* _Exercise brief_
Find the word "placeholder" in the data. Return every line where it appears.

* _Recorded data_

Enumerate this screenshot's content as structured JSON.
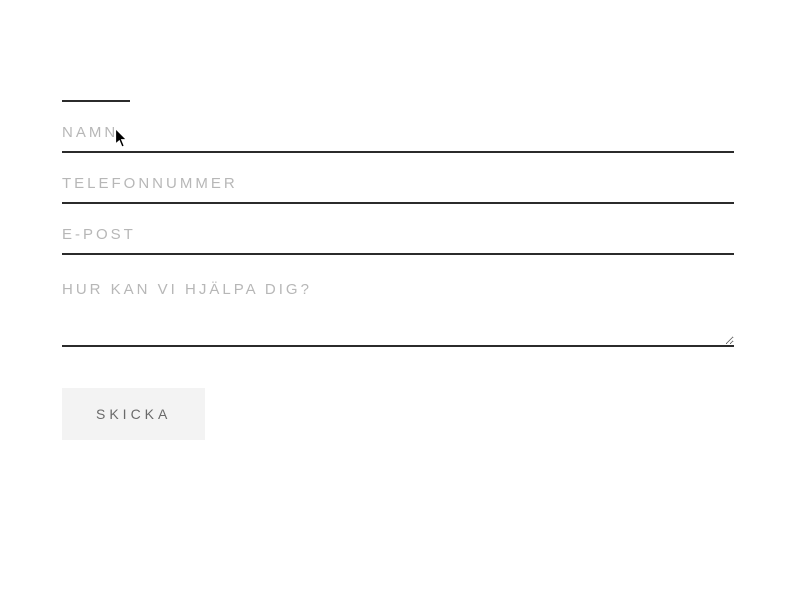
{
  "form": {
    "fields": {
      "name": {
        "placeholder": "NAMN",
        "value": ""
      },
      "phone": {
        "placeholder": "TELEFONNUMMER",
        "value": ""
      },
      "email": {
        "placeholder": "E-POST",
        "value": ""
      },
      "message": {
        "placeholder": "HUR KAN VI HJÄLPA DIG?",
        "value": ""
      }
    },
    "submit_label": "SKICKA"
  }
}
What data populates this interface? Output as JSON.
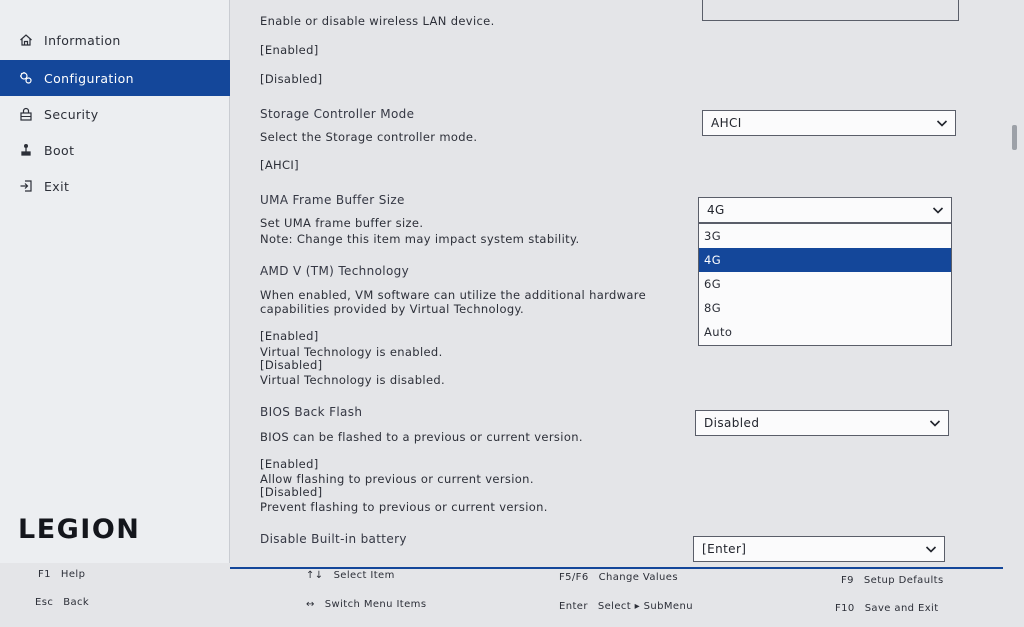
{
  "sidebar": {
    "items": [
      {
        "label": "Information",
        "icon": "home-icon",
        "active": false
      },
      {
        "label": "Configuration",
        "icon": "configuration-icon",
        "active": true
      },
      {
        "label": "Security",
        "icon": "lock-icon",
        "active": false
      },
      {
        "label": "Boot",
        "icon": "boot-icon",
        "active": false
      },
      {
        "label": "Exit",
        "icon": "exit-icon",
        "active": false
      }
    ],
    "logo": "LEGION"
  },
  "content": {
    "wlan": {
      "description": "Enable or disable wireless LAN device.",
      "option_enabled": "[Enabled]",
      "option_disabled": "[Disabled]"
    },
    "storage": {
      "title": "Storage Controller Mode",
      "description": "Select the Storage controller mode.",
      "option": "[AHCI]",
      "value": "AHCI"
    },
    "uma": {
      "title": "UMA Frame Buffer Size",
      "description": "Set UMA frame buffer size.",
      "note": "Note: Change this item may impact system stability.",
      "value": "4G",
      "options": [
        "3G",
        "4G",
        "6G",
        "8G",
        "Auto"
      ],
      "highlighted": "4G"
    },
    "amdv": {
      "title": "AMD V (TM) Technology",
      "description_1": "When enabled, VM software can utilize the additional hardware",
      "description_2": "capabilities provided by Virtual Technology.",
      "enabled_label": "[Enabled]",
      "enabled_text": "Virtual Technology is enabled.",
      "disabled_label": "[Disabled]",
      "disabled_text": "Virtual Technology is disabled."
    },
    "bios_back_flash": {
      "title": "BIOS Back Flash",
      "description": "BIOS can be flashed  to a previous or current version.",
      "enabled_label": "[Enabled]",
      "enabled_text": "Allow flashing to previous or current version.",
      "disabled_label": "[Disabled]",
      "disabled_text": "Prevent flashing to previous or current version.",
      "value": "Disabled"
    },
    "battery": {
      "title": "Disable Built-in battery",
      "value": "[Enter]"
    }
  },
  "footer": {
    "f1": {
      "key": "F1",
      "label": "Help"
    },
    "esc": {
      "key": "Esc",
      "label": "Back"
    },
    "updown": {
      "key": "↑↓",
      "label": "Select Item"
    },
    "leftright": {
      "key": "↔",
      "label": "Switch Menu Items"
    },
    "f5f6": {
      "key": "F5/F6",
      "label": "Change Values"
    },
    "enter": {
      "key": "Enter",
      "label": "Select ▸ SubMenu"
    },
    "f9": {
      "key": "F9",
      "label": "Setup Defaults"
    },
    "f10": {
      "key": "F10",
      "label": "Save and Exit"
    }
  },
  "colors": {
    "accent": "#14479a",
    "background": "#e4e5e8",
    "sidebar": "#eceef1"
  }
}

* _Task output_
        "placeholder": "NAMN",
        "placeholder": "TELEFONNUMMER",
        "placeholder": "E-POST",
        "placeholder": "HUR KAN VI HJÄLPA DIG?",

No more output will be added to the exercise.